## WHAT YOU SHOULD DO
Retype the whole listing, character for character.

## GIVEN RECORDS
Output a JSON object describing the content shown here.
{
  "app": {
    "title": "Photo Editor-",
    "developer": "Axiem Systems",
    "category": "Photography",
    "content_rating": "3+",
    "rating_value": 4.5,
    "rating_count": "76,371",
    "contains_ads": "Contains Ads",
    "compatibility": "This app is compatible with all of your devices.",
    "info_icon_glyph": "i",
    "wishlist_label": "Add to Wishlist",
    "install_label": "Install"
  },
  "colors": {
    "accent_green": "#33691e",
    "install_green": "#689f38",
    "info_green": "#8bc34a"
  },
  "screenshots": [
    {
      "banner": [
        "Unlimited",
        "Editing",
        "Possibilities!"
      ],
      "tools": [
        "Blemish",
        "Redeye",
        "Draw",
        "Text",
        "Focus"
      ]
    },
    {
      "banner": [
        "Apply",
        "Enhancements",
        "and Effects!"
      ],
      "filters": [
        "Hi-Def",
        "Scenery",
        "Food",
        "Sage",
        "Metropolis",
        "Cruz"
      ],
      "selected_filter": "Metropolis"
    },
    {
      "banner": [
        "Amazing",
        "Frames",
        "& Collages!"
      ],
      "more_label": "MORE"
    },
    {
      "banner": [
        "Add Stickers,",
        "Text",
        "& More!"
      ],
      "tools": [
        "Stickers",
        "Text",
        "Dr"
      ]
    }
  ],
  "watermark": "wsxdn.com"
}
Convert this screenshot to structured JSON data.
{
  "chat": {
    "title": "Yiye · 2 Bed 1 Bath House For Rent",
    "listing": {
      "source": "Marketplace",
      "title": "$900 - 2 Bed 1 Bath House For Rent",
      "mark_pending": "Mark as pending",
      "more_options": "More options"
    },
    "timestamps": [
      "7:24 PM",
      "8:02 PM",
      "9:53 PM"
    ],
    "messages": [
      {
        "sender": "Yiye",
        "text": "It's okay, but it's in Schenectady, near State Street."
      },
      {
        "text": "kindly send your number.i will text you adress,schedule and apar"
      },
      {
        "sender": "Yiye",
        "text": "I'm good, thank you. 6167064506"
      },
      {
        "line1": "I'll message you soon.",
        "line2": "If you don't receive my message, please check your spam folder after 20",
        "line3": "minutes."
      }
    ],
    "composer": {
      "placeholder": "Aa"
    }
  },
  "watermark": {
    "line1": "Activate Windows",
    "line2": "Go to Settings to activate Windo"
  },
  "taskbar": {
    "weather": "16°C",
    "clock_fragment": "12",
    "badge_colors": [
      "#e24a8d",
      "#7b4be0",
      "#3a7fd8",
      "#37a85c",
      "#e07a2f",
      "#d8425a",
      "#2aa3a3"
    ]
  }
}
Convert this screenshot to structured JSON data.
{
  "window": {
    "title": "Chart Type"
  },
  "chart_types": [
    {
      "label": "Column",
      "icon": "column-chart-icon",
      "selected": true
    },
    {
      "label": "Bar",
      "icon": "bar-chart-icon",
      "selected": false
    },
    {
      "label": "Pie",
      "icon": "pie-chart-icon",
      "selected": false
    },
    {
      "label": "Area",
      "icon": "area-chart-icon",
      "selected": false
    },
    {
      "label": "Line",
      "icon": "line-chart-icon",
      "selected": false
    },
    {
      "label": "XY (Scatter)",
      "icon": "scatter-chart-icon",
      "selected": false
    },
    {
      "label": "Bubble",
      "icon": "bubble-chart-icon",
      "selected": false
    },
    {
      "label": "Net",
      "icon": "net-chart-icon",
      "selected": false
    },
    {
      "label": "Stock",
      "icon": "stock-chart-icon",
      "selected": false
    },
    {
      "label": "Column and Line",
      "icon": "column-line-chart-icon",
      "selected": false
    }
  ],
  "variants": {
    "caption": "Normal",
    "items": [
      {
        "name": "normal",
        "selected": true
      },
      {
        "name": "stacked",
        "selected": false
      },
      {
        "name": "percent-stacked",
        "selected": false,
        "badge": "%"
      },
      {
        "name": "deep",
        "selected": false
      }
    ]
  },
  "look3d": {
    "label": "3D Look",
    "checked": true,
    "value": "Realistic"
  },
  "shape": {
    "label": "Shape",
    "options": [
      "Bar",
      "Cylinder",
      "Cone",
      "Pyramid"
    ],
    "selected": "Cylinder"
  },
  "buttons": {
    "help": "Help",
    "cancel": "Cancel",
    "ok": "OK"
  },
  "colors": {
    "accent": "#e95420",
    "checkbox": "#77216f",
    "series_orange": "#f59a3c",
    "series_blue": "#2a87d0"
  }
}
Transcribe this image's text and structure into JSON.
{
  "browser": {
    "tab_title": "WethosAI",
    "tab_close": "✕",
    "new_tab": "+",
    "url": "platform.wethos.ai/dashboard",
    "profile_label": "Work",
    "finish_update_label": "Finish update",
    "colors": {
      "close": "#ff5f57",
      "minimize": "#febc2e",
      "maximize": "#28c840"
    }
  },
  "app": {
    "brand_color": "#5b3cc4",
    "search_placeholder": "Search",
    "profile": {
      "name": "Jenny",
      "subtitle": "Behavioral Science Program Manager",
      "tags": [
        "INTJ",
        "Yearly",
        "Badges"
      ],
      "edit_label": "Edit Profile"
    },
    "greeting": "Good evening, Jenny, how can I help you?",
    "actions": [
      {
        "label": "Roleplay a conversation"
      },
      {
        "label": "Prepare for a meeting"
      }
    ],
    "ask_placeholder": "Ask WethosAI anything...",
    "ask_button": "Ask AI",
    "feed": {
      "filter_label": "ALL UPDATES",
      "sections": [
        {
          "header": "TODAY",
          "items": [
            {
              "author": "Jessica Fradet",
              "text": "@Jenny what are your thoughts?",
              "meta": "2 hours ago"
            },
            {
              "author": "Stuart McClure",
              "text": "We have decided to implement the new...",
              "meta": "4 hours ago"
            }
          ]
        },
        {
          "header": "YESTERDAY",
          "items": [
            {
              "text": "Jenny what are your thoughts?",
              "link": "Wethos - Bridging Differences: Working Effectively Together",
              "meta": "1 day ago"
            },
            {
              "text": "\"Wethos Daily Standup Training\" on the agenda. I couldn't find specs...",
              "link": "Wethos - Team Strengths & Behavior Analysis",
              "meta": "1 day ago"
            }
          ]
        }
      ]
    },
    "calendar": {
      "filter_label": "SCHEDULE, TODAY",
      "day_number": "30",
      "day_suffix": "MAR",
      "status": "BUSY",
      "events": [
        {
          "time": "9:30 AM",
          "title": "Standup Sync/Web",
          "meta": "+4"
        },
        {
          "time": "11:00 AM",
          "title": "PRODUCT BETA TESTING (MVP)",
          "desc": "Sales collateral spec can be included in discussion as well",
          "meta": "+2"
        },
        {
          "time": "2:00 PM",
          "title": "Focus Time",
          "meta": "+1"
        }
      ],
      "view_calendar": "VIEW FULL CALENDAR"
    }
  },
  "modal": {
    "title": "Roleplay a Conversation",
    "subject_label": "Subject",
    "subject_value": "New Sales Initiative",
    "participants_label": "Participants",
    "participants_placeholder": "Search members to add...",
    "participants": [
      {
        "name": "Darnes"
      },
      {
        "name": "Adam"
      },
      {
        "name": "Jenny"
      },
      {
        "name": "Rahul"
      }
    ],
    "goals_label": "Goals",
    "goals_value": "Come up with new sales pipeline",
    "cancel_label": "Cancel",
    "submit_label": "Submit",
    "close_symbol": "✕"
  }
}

## COMPLETED TASK
Output a JSON object describing the content shown here.
{
  "app": {
    "title": "Photo Editor-",
    "developer": "Axiem Systems",
    "category": "Photography",
    "content_rating": "3+",
    "rating_value": 4.5,
    "rating_count": "76,371",
    "contains_ads": "Contains Ads",
    "compatibility": "This app is compatible with all of your devices.",
    "info_icon_glyph": "i",
    "wishlist_label": "Add to Wishlist",
    "install_label": "Install"
  },
  "colors": {
    "accent_green": "#33691e",
    "install_green": "#689f38",
    "info_green": "#8bc34a"
  },
  "screenshots": [
    {
      "banner": [
        "Unlimited",
        "Editing",
        "Possibilities!"
      ],
      "tools": [
        "Blemish",
        "Redeye",
        "Draw",
        "Text",
        "Focus"
      ]
    },
    {
      "banner": [
        "Apply",
        "Enhancements",
        "and Effects!"
      ],
      "filters": [
        "Hi-Def",
        "Scenery",
        "Food",
        "Sage",
        "Metropolis",
        "Cruz"
      ],
      "selected_filter": "Metropolis"
    },
    {
      "banner": [
        "Amazing",
        "Frames",
        "& Collages!"
      ],
      "more_label": "MORE"
    },
    {
      "banner": [
        "Add Stickers,",
        "Text",
        "& More!"
      ],
      "tools": [
        "Stickers",
        "Text",
        "Dr"
      ]
    }
  ],
  "watermark": "wsxdn.com"
}
Convert this screenshot to structured JSON data.
{
  "chat": {
    "title": "Yiye · 2 Bed 1 Bath House For Rent",
    "listing": {
      "source": "Marketplace",
      "title": "$900 - 2 Bed 1 Bath House For Rent",
      "mark_pending": "Mark as pending",
      "more_options": "More options"
    },
    "timestamps": [
      "7:24 PM",
      "8:02 PM",
      "9:53 PM"
    ],
    "messages": [
      {
        "sender": "Yiye",
        "text": "It's okay, but it's in Schenectady, near State Street."
      },
      {
        "text": "kindly send your number.i will text you adress,schedule and apar"
      },
      {
        "sender": "Yiye",
        "text": "I'm good, thank you. 6167064506"
      },
      {
        "line1": "I'll message you soon.",
        "line2": "If you don't receive my message, please check your spam folder after 20",
        "line3": "minutes."
      }
    ],
    "composer": {
      "placeholder": "Aa"
    }
  },
  "watermark": {
    "line1": "Activate Windows",
    "line2": "Go to Settings to activate Windo"
  },
  "taskbar": {
    "weather": "16°C",
    "clock_fragment": "12",
    "badge_colors": [
      "#e24a8d",
      "#7b4be0",
      "#3a7fd8",
      "#37a85c",
      "#e07a2f",
      "#d8425a",
      "#2aa3a3"
    ]
  }
}
Convert this screenshot to structured JSON data.
{
  "window": {
    "title": "Chart Type"
  },
  "chart_types": [
    {
      "label": "Column",
      "icon": "column-chart-icon",
      "selected": true
    },
    {
      "label": "Bar",
      "icon": "bar-chart-icon",
      "selected": false
    },
    {
      "label": "Pie",
      "icon": "pie-chart-icon",
      "selected": false
    },
    {
      "label": "Area",
      "icon": "area-chart-icon",
      "selected": false
    },
    {
      "label": "Line",
      "icon": "line-chart-icon",
      "selected": false
    },
    {
      "label": "XY (Scatter)",
      "icon": "scatter-chart-icon",
      "selected": false
    },
    {
      "label": "Bubble",
      "icon": "bubble-chart-icon",
      "selected": false
    },
    {
      "label": "Net",
      "icon": "net-chart-icon",
      "selected": false
    },
    {
      "label": "Stock",
      "icon": "stock-chart-icon",
      "selected": false
    },
    {
      "label": "Column and Line",
      "icon": "column-line-chart-icon",
      "selected": false
    }
  ],
  "variants": {
    "caption": "Normal",
    "items": [
      {
        "name": "normal",
        "selected": true
      },
      {
        "name": "stacked",
        "selected": false
      },
      {
        "name": "percent-stacked",
        "selected": false,
        "badge": "%"
      },
      {
        "name": "deep",
        "selected": false
      }
    ]
  },
  "look3d": {
    "label": "3D Look",
    "checked": true,
    "value": "Realistic"
  },
  "shape": {
    "label": "Shape",
    "options": [
      "Bar",
      "Cylinder",
      "Cone",
      "Pyramid"
    ],
    "selected": "Cylinder"
  },
  "buttons": {
    "help": "Help",
    "cancel": "Cancel",
    "ok": "OK"
  },
  "colors": {
    "accent": "#e95420",
    "checkbox": "#77216f",
    "series_orange": "#f59a3c",
    "series_blue": "#2a87d0"
  }
}
Transcribe this image's text and structure into JSON.
{
  "browser": {
    "tab_title": "WethosAI",
    "tab_close": "✕",
    "new_tab": "+",
    "url": "platform.wethos.ai/dashboard",
    "profile_label": "Work",
    "finish_update_label": "Finish update",
    "colors": {
      "close": "#ff5f57",
      "minimize": "#febc2e",
      "maximize": "#28c840"
    }
  },
  "app": {
    "brand_color": "#5b3cc4",
    "search_placeholder": "Search",
    "profile": {
      "name": "Jenny",
      "subtitle": "Behavioral Science Program Manager",
      "tags": [
        "INTJ",
        "Yearly",
        "Badges"
      ],
      "edit_label": "Edit Profile"
    },
    "greeting": "Good evening, Jenny, how can I help you?",
    "actions": [
      {
        "label": "Roleplay a conversation"
      },
      {
        "label": "Prepare for a meeting"
      }
    ],
    "ask_placeholder": "Ask WethosAI anything...",
    "ask_button": "Ask AI",
    "feed": {
      "filter_label": "ALL UPDATES",
      "sections": [
        {
          "header": "TODAY",
          "items": [
            {
              "author": "Jessica Fradet",
              "text": "@Jenny what are your thoughts?",
              "meta": "2 hours ago"
            },
            {
              "author": "Stuart McClure",
              "text": "We have decided to implement the new...",
              "meta": "4 hours ago"
            }
          ]
        },
        {
          "header": "YESTERDAY",
          "items": [
            {
              "text": "Jenny what are your thoughts?",
              "link": "Wethos - Bridging Differences: Working Effectively Together",
              "meta": "1 day ago"
            },
            {
              "text": "\"Wethos Daily Standup Training\" on the agenda. I couldn't find specs...",
              "link": "Wethos - Team Strengths & Behavior Analysis",
              "meta": "1 day ago"
            }
          ]
        }
      ]
    },
    "calendar": {
      "filter_label": "SCHEDULE, TODAY",
      "day_number": "30",
      "day_suffix": "MAR",
      "status": "BUSY",
      "events": [
        {
          "time": "9:30 AM",
          "title": "Standup Sync/Web",
          "meta": "+4"
        },
        {
          "time": "11:00 AM",
          "title": "PRODUCT BETA TESTING (MVP)",
          "desc": "Sales collateral spec can be included in discussion as well",
          "meta": "+2"
        },
        {
          "time": "2:00 PM",
          "title": "Focus Time",
          "meta": "+1"
        }
      ],
      "view_calendar": "VIEW FULL CALENDAR"
    }
  },
  "modal": {
    "title": "Roleplay a Conversation",
    "subject_label": "Subject",
    "subject_value": "New Sales Initiative",
    "participants_label": "Participants",
    "participants_placeholder": "Search members to add...",
    "participants": [
      {
        "name": "Darnes"
      },
      {
        "name": "Adam"
      },
      {
        "name": "Jenny"
      },
      {
        "name": "Rahul"
      }
    ],
    "goals_label": "Goals",
    "goals_value": "Come up with new sales pipeline",
    "cancel_label": "Cancel",
    "submit_label": "Submit",
    "close_symbol": "✕"
  }
}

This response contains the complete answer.